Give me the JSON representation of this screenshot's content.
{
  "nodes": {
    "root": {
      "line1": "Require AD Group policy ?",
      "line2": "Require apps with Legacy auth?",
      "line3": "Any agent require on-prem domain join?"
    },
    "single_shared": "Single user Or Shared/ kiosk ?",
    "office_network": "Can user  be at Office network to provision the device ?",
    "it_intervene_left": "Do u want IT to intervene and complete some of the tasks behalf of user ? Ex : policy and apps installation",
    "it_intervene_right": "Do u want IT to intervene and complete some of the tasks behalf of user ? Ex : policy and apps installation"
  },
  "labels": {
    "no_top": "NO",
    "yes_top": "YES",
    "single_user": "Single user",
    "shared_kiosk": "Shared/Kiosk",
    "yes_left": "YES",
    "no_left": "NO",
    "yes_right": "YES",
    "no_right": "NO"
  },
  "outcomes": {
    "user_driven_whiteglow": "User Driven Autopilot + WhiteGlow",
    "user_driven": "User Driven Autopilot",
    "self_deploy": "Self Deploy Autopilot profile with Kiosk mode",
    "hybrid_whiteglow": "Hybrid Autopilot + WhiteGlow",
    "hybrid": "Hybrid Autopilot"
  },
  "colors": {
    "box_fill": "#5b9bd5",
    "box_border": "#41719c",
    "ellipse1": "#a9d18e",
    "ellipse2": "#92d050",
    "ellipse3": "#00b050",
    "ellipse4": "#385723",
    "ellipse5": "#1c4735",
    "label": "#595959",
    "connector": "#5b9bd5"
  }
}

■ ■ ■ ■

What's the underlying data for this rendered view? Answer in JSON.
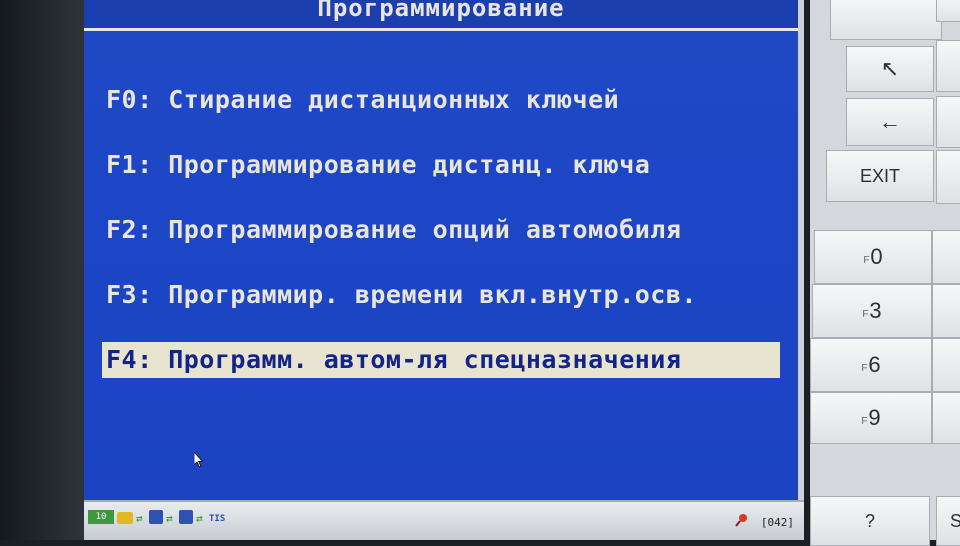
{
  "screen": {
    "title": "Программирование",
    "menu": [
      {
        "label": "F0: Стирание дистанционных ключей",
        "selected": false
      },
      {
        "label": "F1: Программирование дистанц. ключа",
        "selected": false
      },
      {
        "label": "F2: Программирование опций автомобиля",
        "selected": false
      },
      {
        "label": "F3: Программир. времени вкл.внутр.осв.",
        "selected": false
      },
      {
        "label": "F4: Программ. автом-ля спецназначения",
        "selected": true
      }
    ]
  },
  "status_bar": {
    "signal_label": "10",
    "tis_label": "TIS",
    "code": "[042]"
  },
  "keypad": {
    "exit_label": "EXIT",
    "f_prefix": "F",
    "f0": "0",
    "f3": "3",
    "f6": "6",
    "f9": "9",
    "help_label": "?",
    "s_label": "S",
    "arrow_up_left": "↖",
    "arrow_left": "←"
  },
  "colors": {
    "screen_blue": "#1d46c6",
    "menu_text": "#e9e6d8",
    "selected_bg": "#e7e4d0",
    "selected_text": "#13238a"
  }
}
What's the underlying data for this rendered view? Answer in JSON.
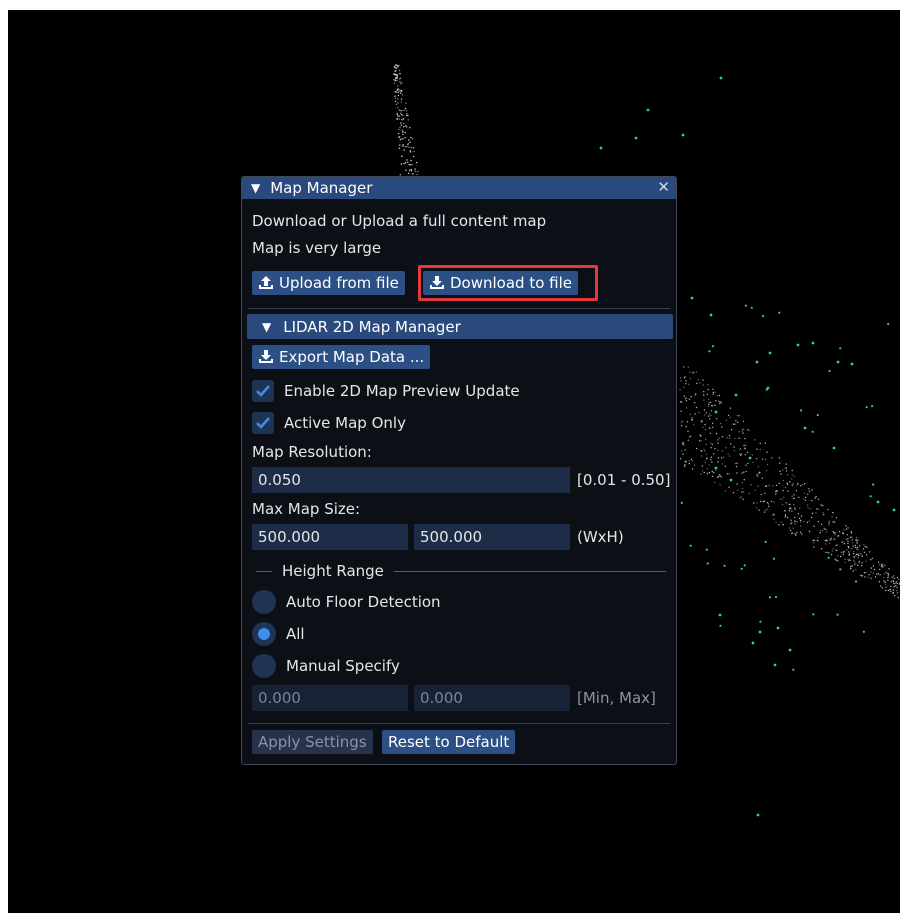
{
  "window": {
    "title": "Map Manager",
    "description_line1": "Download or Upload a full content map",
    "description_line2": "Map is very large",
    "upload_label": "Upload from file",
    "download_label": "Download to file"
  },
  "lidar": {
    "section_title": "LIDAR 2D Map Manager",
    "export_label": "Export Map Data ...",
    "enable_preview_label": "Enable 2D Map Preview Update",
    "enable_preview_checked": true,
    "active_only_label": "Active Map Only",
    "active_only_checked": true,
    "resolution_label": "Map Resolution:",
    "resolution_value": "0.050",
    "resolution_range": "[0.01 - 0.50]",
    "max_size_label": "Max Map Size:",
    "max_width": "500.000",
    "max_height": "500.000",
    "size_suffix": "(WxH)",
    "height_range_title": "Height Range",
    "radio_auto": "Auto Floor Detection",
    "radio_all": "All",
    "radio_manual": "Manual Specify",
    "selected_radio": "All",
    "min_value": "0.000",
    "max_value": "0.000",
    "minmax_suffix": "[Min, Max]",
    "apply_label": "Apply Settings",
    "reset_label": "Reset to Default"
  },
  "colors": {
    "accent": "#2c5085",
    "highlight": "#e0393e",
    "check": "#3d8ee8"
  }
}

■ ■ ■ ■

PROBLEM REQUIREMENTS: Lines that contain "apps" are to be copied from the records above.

EXERCISE RESPONSE:
      "line2": "Require apps with Legacy auth?",
    "it_intervene_left": "Do u want IT to intervene and complete some of the tasks behalf of user ? Ex : policy and apps installation",
    "it_intervene_right": "Do u want IT to intervene and complete some of the tasks behalf of user ? Ex : policy and apps installation"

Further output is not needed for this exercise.